↓
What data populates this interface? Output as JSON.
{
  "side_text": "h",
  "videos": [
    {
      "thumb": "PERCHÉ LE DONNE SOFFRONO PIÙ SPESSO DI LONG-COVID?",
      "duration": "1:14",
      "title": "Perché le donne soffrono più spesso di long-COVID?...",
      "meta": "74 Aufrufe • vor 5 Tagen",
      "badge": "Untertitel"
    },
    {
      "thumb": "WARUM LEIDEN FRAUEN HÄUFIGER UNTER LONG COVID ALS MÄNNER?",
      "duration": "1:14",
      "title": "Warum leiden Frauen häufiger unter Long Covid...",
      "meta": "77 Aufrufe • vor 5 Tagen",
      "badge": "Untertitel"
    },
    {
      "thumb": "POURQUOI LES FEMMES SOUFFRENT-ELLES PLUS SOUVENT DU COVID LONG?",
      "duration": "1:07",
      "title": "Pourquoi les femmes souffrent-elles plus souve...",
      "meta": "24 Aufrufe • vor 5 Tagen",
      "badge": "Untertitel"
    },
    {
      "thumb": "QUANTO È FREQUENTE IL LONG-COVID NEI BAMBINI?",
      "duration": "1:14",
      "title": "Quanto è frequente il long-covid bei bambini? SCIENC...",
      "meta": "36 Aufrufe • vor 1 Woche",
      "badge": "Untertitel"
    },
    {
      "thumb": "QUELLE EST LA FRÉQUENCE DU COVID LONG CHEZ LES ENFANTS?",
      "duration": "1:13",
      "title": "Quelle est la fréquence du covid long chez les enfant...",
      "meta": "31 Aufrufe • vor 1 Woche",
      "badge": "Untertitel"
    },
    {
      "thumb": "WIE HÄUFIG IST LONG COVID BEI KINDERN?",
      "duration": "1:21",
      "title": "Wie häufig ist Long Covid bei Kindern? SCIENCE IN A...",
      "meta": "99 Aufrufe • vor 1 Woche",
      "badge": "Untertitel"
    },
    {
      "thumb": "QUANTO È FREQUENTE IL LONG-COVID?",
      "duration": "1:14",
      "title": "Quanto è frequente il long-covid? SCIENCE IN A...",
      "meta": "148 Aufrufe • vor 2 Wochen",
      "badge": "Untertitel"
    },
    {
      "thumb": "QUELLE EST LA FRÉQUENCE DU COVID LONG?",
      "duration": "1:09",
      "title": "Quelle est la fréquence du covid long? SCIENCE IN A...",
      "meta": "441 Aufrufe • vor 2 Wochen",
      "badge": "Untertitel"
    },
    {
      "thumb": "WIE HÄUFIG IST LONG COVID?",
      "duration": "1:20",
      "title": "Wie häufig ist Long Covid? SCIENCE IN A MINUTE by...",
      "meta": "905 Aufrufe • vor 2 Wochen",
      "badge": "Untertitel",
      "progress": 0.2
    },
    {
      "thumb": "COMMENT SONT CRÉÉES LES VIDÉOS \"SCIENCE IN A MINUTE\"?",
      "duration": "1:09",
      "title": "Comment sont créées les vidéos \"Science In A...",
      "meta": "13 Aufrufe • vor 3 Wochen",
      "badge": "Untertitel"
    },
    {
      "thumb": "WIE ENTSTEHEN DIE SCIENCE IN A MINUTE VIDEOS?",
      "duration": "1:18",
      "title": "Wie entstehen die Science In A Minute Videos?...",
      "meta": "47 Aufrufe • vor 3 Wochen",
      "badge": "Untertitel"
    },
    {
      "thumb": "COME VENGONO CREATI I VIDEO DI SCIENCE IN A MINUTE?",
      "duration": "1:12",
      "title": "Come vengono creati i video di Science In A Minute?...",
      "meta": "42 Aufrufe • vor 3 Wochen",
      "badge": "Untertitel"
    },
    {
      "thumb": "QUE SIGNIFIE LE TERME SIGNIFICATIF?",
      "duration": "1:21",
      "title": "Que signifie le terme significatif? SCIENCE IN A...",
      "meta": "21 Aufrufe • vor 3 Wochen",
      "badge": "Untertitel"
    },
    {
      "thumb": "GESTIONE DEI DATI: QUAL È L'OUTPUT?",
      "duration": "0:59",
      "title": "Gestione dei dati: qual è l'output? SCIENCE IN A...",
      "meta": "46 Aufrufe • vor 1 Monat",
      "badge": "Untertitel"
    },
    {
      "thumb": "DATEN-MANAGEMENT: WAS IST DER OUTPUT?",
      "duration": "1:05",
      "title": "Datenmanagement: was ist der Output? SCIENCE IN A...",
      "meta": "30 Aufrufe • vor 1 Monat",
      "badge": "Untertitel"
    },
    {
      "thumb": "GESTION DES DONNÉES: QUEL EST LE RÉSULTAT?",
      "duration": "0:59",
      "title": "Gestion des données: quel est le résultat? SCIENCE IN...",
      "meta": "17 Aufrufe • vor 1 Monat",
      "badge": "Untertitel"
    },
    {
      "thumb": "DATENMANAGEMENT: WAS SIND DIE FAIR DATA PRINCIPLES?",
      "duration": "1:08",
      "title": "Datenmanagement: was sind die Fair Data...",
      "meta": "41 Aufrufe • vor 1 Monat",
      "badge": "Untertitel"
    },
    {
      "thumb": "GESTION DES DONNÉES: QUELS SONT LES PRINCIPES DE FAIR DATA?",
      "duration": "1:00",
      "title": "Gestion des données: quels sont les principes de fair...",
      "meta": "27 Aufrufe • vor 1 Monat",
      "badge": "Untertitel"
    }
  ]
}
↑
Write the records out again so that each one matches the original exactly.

- **Result**:
What data populates this interface? Output as JSON.
{
  "side_text": "h",
  "videos": [
    {
      "thumb": "PERCHÉ LE DONNE SOFFRONO PIÙ SPESSO DI LONG-COVID?",
      "duration": "1:14",
      "title": "Perché le donne soffrono più spesso di long-COVID?...",
      "meta": "74 Aufrufe • vor 5 Tagen",
      "badge": "Untertitel"
    },
    {
      "thumb": "WARUM LEIDEN FRAUEN HÄUFIGER UNTER LONG COVID ALS MÄNNER?",
      "duration": "1:14",
      "title": "Warum leiden Frauen häufiger unter Long Covid...",
      "meta": "77 Aufrufe • vor 5 Tagen",
      "badge": "Untertitel"
    },
    {
      "thumb": "POURQUOI LES FEMMES SOUFFRENT-ELLES PLUS SOUVENT DU COVID LONG?",
      "duration": "1:07",
      "title": "Pourquoi les femmes souffrent-elles plus souve...",
      "meta": "24 Aufrufe • vor 5 Tagen",
      "badge": "Untertitel"
    },
    {
      "thumb": "QUANTO È FREQUENTE IL LONG-COVID NEI BAMBINI?",
      "duration": "1:14",
      "title": "Quanto è frequente il long-covid bei bambini? SCIENC...",
      "meta": "36 Aufrufe • vor 1 Woche",
      "badge": "Untertitel"
    },
    {
      "thumb": "QUELLE EST LA FRÉQUENCE DU COVID LONG CHEZ LES ENFANTS?",
      "duration": "1:13",
      "title": "Quelle est la fréquence du covid long chez les enfant...",
      "meta": "31 Aufrufe • vor 1 Woche",
      "badge": "Untertitel"
    },
    {
      "thumb": "WIE HÄUFIG IST LONG COVID BEI KINDERN?",
      "duration": "1:21",
      "title": "Wie häufig ist Long Covid bei Kindern? SCIENCE IN A...",
      "meta": "99 Aufrufe • vor 1 Woche",
      "badge": "Untertitel"
    },
    {
      "thumb": "QUANTO È FREQUENTE IL LONG-COVID?",
      "duration": "1:14",
      "title": "Quanto è frequente il long-covid? SCIENCE IN A...",
      "meta": "148 Aufrufe • vor 2 Wochen",
      "badge": "Untertitel"
    },
    {
      "thumb": "QUELLE EST LA FRÉQUENCE DU COVID LONG?",
      "duration": "1:09",
      "title": "Quelle est la fréquence du covid long? SCIENCE IN A...",
      "meta": "441 Aufrufe • vor 2 Wochen",
      "badge": "Untertitel"
    },
    {
      "thumb": "WIE HÄUFIG IST LONG COVID?",
      "duration": "1:20",
      "title": "Wie häufig ist Long Covid? SCIENCE IN A MINUTE by...",
      "meta": "905 Aufrufe • vor 2 Wochen",
      "badge": "Untertitel",
      "progress": 0.2
    },
    {
      "thumb": "COMMENT SONT CRÉÉES LES VIDÉOS \"SCIENCE IN A MINUTE\"?",
      "duration": "1:09",
      "title": "Comment sont créées les vidéos \"Science In A...",
      "meta": "13 Aufrufe • vor 3 Wochen",
      "badge": "Untertitel"
    },
    {
      "thumb": "WIE ENTSTEHEN DIE SCIENCE IN A MINUTE VIDEOS?",
      "duration": "1:18",
      "title": "Wie entstehen die Science In A Minute Videos?...",
      "meta": "47 Aufrufe • vor 3 Wochen",
      "badge": "Untertitel"
    },
    {
      "thumb": "COME VENGONO CREATI I VIDEO DI SCIENCE IN A MINUTE?",
      "duration": "1:12",
      "title": "Come vengono creati i video di Science In A Minute?...",
      "meta": "42 Aufrufe • vor 3 Wochen",
      "badge": "Untertitel"
    },
    {
      "thumb": "QUE SIGNIFIE LE TERME SIGNIFICATIF?",
      "duration": "1:21",
      "title": "Que signifie le terme significatif? SCIENCE IN A...",
      "meta": "21 Aufrufe • vor 3 Wochen",
      "badge": "Untertitel"
    },
    {
      "thumb": "GESTIONE DEI DATI: QUAL È L'OUTPUT?",
      "duration": "0:59",
      "title": "Gestione dei dati: qual è l'output? SCIENCE IN A...",
      "meta": "46 Aufrufe • vor 1 Monat",
      "badge": "Untertitel"
    },
    {
      "thumb": "DATEN-MANAGEMENT: WAS IST DER OUTPUT?",
      "duration": "1:05",
      "title": "Datenmanagement: was ist der Output? SCIENCE IN A...",
      "meta": "30 Aufrufe • vor 1 Monat",
      "badge": "Untertitel"
    },
    {
      "thumb": "GESTION DES DONNÉES: QUEL EST LE RÉSULTAT?",
      "duration": "0:59",
      "title": "Gestion des données: quel est le résultat? SCIENCE IN...",
      "meta": "17 Aufrufe • vor 1 Monat",
      "badge": "Untertitel"
    },
    {
      "thumb": "DATENMANAGEMENT: WAS SIND DIE FAIR DATA PRINCIPLES?",
      "duration": "1:08",
      "title": "Datenmanagement: was sind die Fair Data...",
      "meta": "41 Aufrufe • vor 1 Monat",
      "badge": "Untertitel"
    },
    {
      "thumb": "GESTION DES DONNÉES: QUELS SONT LES PRINCIPES DE FAIR DATA?",
      "duration": "1:00",
      "title": "Gestion des données: quels sont les principes de fair...",
      "meta": "27 Aufrufe • vor 1 Monat",
      "badge": "Untertitel"
    }
  ]
}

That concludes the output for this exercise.